This is a work of gentle and progressive revelation and great entertainment.
The books that compel me to review have one thing in common (however various their natures) and that is what might be called a developing philosophy, a deeper universality than the surface of their story. A meal on a plate that conceals real protein for the soul.
Ostensibly ‘Mud Ball’ is about the building of an unorthodox mud- bag rotunda on a hillside in Turkey which begins with the story of its necessity, and ends with its compelling attraction. It becomes a kind of inner grail, that started with a ‘point of exchange’ and became perfect in its imperfections, autonomous, integrated, and a shard of the whole truth that the Earth’s prodigality rewards those who trust it. Gaia wears many storm clouds and breathtaking robes of dawn, but she merely asks for trust, and finds a micro-climate to protect this building-believer, whose basil plants survive and whose bagged up house sheds water when all below are frozen and limp.
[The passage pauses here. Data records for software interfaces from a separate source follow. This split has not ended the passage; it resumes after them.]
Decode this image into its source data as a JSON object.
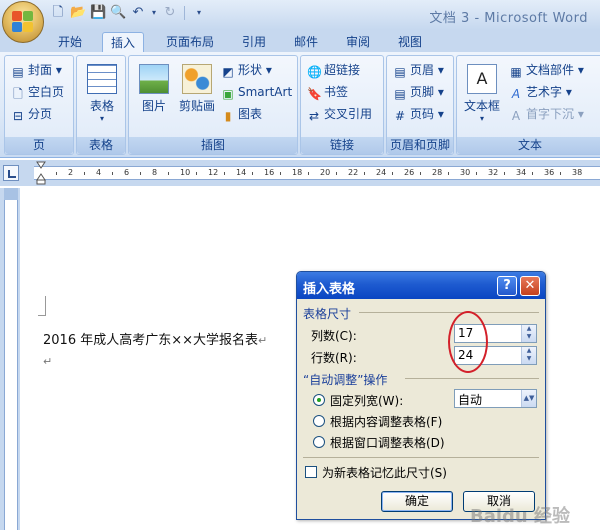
{
  "window": {
    "title": "文档 3 - Microsoft Word"
  },
  "quick_access": [
    "new-icon",
    "open-icon",
    "save-icon",
    "print-preview-icon",
    "undo-icon",
    "redo-icon",
    "customize-icon"
  ],
  "tabs": [
    {
      "label": "开始",
      "active": false
    },
    {
      "label": "插入",
      "active": true
    },
    {
      "label": "页面布局",
      "active": false
    },
    {
      "label": "引用",
      "active": false
    },
    {
      "label": "邮件",
      "active": false
    },
    {
      "label": "审阅",
      "active": false
    },
    {
      "label": "视图",
      "active": false
    }
  ],
  "ribbon": {
    "pages": {
      "label": "页",
      "items": [
        "封面",
        "空白页",
        "分页"
      ]
    },
    "tables": {
      "label": "表格",
      "button": "表格"
    },
    "illustrations": {
      "label": "插图",
      "picture": "图片",
      "clipart": "剪贴画",
      "shapes": "形状",
      "smartart": "SmartArt",
      "chart": "图表"
    },
    "links": {
      "label": "链接",
      "items": [
        "超链接",
        "书签",
        "交叉引用"
      ]
    },
    "header_footer": {
      "label": "页眉和页脚",
      "items": [
        "页眉",
        "页脚",
        "页码"
      ]
    },
    "text": {
      "label": "文本",
      "textbox": "文本框",
      "items": [
        "文档部件",
        "艺术字",
        "首字下沉"
      ]
    }
  },
  "ruler_numbers": [
    "2",
    "4",
    "6",
    "8",
    "10",
    "12",
    "14",
    "16",
    "18",
    "20",
    "22",
    "24",
    "26",
    "28",
    "30",
    "32",
    "34",
    "36",
    "38"
  ],
  "document": {
    "text": "2016 年成人高考广东××大学报名表"
  },
  "dialog": {
    "title": "插入表格",
    "help": "?",
    "close": "✕",
    "table_size_title": "表格尺寸",
    "columns_label": "列数(C):",
    "columns_value": "17",
    "rows_label": "行数(R):",
    "rows_value": "24",
    "autofit_title": "“自动调整”操作",
    "fixed_width_label": "固定列宽(W):",
    "fixed_width_value": "自动",
    "fit_content_label": "根据内容调整表格(F)",
    "fit_window_label": "根据窗口调整表格(D)",
    "remember_label": "为新表格记忆此尺寸(S)",
    "ok_label": "确定",
    "cancel_label": "取消",
    "selected_option": "fixed_width"
  },
  "watermark": "Baidu 经验",
  "colors": {
    "accent": "#15428b",
    "dialog_title": "#1e5bd0",
    "annotation": "#d3202a"
  }
}
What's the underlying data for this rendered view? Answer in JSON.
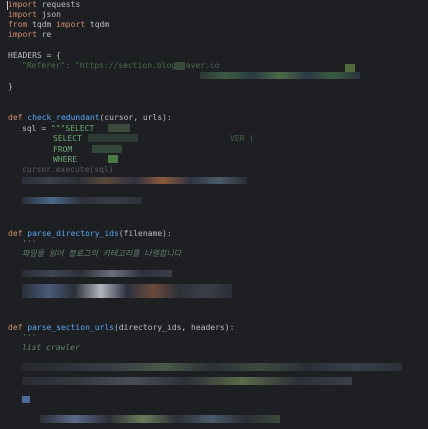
{
  "code": {
    "l1_kw": "import",
    "l1_mod": " requests",
    "l2_kw": "import",
    "l2_mod": " json",
    "l3_from": "from",
    "l3_mod": " tqdm ",
    "l3_import": "import",
    "l3_name": " tqdm",
    "l4_kw": "import",
    "l4_mod": " re",
    "headers_decl": "HEADERS = {",
    "headers_referer": "\"Referer\": \"https://section.blog.naver.co",
    "headers_close": "}",
    "def1_kw": "def ",
    "def1_name": "check_redundant",
    "def1_args": "(cursor, urls):",
    "sql_var": "sql = ",
    "sql_open": "\"\"\"SELECT ",
    "sql_select": "SELECT ",
    "sql_over": "VER (",
    "sql_from": "FROM ",
    "sql_where": "WHERE ",
    "cursor_exec": "cursor.execute(sql)",
    "def2_kw": "def ",
    "def2_name": "parse_directory_ids",
    "def2_args": "(filename):",
    "doc_open": "'''",
    "doc_korean": "파일을 읽어 블로그의 카테고리를 나열합니다",
    "def3_kw": "def ",
    "def3_name": "parse_section_urls",
    "def3_args": "(directory_ids, headers):",
    "doc3_open": "'''",
    "doc3_text": "list crawler"
  },
  "colors": {
    "background": "#1e1f22",
    "keyword": "#cf8e6d",
    "function": "#56a8f5",
    "string": "#6aab73",
    "comment": "#5f826b",
    "text": "#bcbec4"
  }
}
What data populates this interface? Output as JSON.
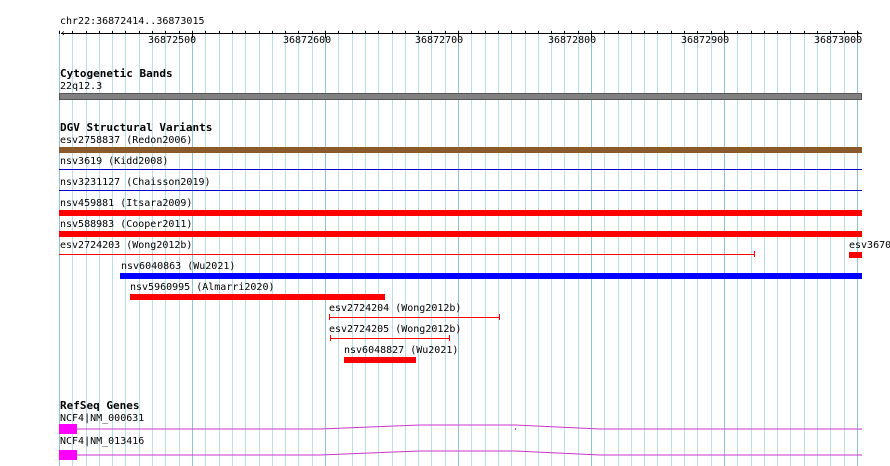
{
  "ruler": {
    "location": "chr22:36872414..36873015",
    "ticks": [
      "36872500",
      "36872600",
      "36872700",
      "36872800",
      "36872900",
      "36873000"
    ]
  },
  "tracks": {
    "cytoband": {
      "title": "Cytogenetic Bands",
      "band_label": "22q12.3",
      "color": "#808080"
    },
    "dgv": {
      "title": "DGV Structural Variants",
      "features": [
        {
          "label": "esv2758837 (Redon2006)",
          "color": "#8b5a2b",
          "style": "thick"
        },
        {
          "label": "nsv3619 (Kidd2008)",
          "color": "#0000cc",
          "style": "thin"
        },
        {
          "label": "nsv3231127 (Chaisson2019)",
          "color": "#0000cc",
          "style": "thin"
        },
        {
          "label": "nsv459881 (Itsara2009)",
          "color": "#ff0000",
          "style": "thick"
        },
        {
          "label": "nsv588983 (Cooper2011)",
          "color": "#ff0000",
          "style": "thick"
        },
        {
          "label": "esv2724203 (Wong2012b)",
          "color": "#ff0000",
          "style": "line"
        },
        {
          "label": "esv3670",
          "color": "#ff0000",
          "style": "thick"
        },
        {
          "label": "nsv6040863 (Wu2021)",
          "color": "#0000ff",
          "style": "thick"
        },
        {
          "label": "nsv5960995 (Almarri2020)",
          "color": "#ff0000",
          "style": "thick"
        },
        {
          "label": "esv2724204 (Wong2012b)",
          "color": "#ff0000",
          "style": "line"
        },
        {
          "label": "esv2724205 (Wong2012b)",
          "color": "#ff0000",
          "style": "line"
        },
        {
          "label": "nsv6048827 (Wu2021)",
          "color": "#ff0000",
          "style": "thick"
        }
      ]
    },
    "refseq": {
      "title": "RefSeq Genes",
      "color": "#cc33cc",
      "genes": [
        {
          "label": "NCF4|NM_000631"
        },
        {
          "label": "NCF4|NM_013416"
        }
      ]
    }
  }
}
Underneath the narrative of trauma, privation, shivering cold and the whip-lashing storms, or the threat of frozen disintegration in a freak winter, is a spiritual journey, without proselytisation, or sanctimony. The dark nights of doubt are equally the strengthening of robust bloody-mindedness, as the odds on success lengthen, the determination to persist increases. Once embarked there is no turning back. That applied equally to this reader who could not put the book down, and read without pause. I was once a reclamation builder devoid of skills except the call of belief. My challenges were scavenging in rich skips.
So much for virtue of intent. The details are the rich ingredients. The experimental techniques are cogently shared, the rich group of characters become easy familiars, Dudu with her disparaging scepticism, Celal the converted and energetic believer who works like a navvy and swears like a trooper about a swampahogshit, and a ringacrap followed by his dog Apo whose urine christenings are daily blessings Then come Celal’s son, Ahmet ( the Trojan) and daughter-in-law Esra (the Keira Knightly of Yaprakli village) and then joined by the punctilious finicky rationalist Adnan with a touching belief in the power of a plumb-line and a spirit level and his girlfriend Annika wise enough to find her thesis elsewhere a more urgent calling!
There are wonderful scenes of incredulity such as occurs in the hardware store when every casual shopper gets drawn in to the discussion of the insanity of building not only something round, with material all designed for something square, but without CONCRETE for God’s sake. But it is all for God’s sake. That is really the point of the book.
None of the above pays tribute to this most original writer. Her imagery makes the tempestuous natural world an almost human companion, certainly as changeable, less apologetic. ‘The pines stopped rustling and the olives held their knotted tongues…’ ‘Soon the dog of darkness licked up the last drops of daylight from the plate of the sky.’ One could quote line after line but none are ever over-worked. ‘The sky was as black as Pluto’s subconscious’. Natural and marvellous.
‘His moustache was a hearth brush…sweeping the words out of his lips…’
So now you have to read it and listen to them all, don’t you?